  • site (str): Name of the site. Will be shown in the header. Default is ‘’, i.e. not shown.

  • site_url (str): Url of the site and logo. Default is “/”.

  • title (str): A title to show in the header.

  • theme (Theme): A Theme class (available in panel.template.theme)

  • sidebar_width (int): The width of the sidebar in pixels. Default is 350.

In this case we are using the ReactTemplate, built on react-grid-layout, which provides a responsive, resizable, draggable grid layout. Here is an example of how you can set up a display using this template:

import hvplot.pandas
import numpy as np
import panel as pn
import pandas as pd
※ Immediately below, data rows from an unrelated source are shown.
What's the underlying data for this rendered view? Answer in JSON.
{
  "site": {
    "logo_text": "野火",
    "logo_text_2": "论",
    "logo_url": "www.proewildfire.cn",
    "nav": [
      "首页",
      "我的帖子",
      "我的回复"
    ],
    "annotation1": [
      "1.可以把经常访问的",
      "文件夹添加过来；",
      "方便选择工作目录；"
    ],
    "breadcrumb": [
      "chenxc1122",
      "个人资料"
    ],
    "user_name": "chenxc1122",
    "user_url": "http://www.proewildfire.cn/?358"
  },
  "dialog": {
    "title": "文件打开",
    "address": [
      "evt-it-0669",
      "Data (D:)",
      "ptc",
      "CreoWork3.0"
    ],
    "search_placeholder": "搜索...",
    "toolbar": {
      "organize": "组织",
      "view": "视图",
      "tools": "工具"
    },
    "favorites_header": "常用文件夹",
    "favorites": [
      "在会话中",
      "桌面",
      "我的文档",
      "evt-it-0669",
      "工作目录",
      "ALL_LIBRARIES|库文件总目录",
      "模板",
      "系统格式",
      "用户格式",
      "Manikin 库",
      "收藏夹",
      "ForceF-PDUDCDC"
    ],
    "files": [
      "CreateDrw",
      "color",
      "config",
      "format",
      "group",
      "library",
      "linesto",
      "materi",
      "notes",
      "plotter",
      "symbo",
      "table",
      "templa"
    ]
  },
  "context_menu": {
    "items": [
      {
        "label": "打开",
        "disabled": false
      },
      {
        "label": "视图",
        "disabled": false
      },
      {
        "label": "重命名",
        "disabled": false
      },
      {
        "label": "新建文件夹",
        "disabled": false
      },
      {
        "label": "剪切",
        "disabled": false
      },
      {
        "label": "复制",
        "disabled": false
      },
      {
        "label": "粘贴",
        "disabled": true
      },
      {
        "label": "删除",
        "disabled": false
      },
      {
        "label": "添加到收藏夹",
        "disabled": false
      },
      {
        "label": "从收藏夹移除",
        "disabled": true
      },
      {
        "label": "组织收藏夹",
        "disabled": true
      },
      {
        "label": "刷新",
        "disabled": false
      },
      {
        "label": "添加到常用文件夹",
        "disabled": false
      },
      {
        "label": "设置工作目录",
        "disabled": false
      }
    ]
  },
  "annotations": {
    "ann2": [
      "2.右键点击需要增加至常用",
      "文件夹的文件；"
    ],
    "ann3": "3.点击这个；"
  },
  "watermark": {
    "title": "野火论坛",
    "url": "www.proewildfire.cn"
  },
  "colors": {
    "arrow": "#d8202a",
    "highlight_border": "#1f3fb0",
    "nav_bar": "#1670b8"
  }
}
xs = np.linspace(0, np.pi)

freq = pn.widgets.FloatSlider(name="Frequency", start=0, end=10, value=2)
phase = pn.widgets.FloatSlider(name="Phase", start=0, end=np.pi)

def sine(freq, phase):
    return pd.DataFrame(dict(y=np.sin(xs*freq+phase)), index=xs)

def cosine(freq, phase):
    return pd.DataFrame(dict(y=np.cos(xs*freq+phase)), index=xs)

dfi_sine = hvplot.bind(sine, freq, phase).interactive()
dfi_cosine = hvplot.bind(cosine, freq, phase).interactive()

plot_opts = dict(responsive=True, min_height=400)

# Instantiate the template with widgets displayed in the sidebar
template = pn.template.ReactTemplate(
    sidebar=[freq, phase],
# Populate the main area with plots, to demonstrate the grid-like API
template.main[:3, :6] = pn.Card(dfi_sine.hvplot(**plot_opts).output(), title='Sine')
template.main[:3, 6:] = pn.Card(dfi_cosine.hvplot(**plot_opts).output(), title='Cosine')

With the row_height=150 this will result in the two Card objects filling 4 rows each totalling 600 pixels and each taking up 6 columns, which resize responsively to fill the screen and reflow when working on a smaller screen. When hovering of the top-left corner of each card a draggable handle will allow dragging the components around while a resize handle will show up at the bottom-right corner.

Each built-in template comes with a light (default) and dark theme. The theme can be set when instantiating the template with the theme parameter, or globally.

ReactTemplate with DefaultTheme

ReactTemplate with DarkTheme


Built-in templates don’t render necessarily well in a notebook as their styling can badly interact with the notebook built-in styling. You can disable rendering the output of a cell using ;, as done above. For development purposes, the app can be quickly rendered in another tab by replacing .servable() with .show(). Alternatively, the JupyterLab Preview can be used to display objects marked with .servable() in a new JupyterLab tab, circumventing any potential styling issue.

Open this notebook in Jupyterlite | Download this notebook from GitHub (right-click to download).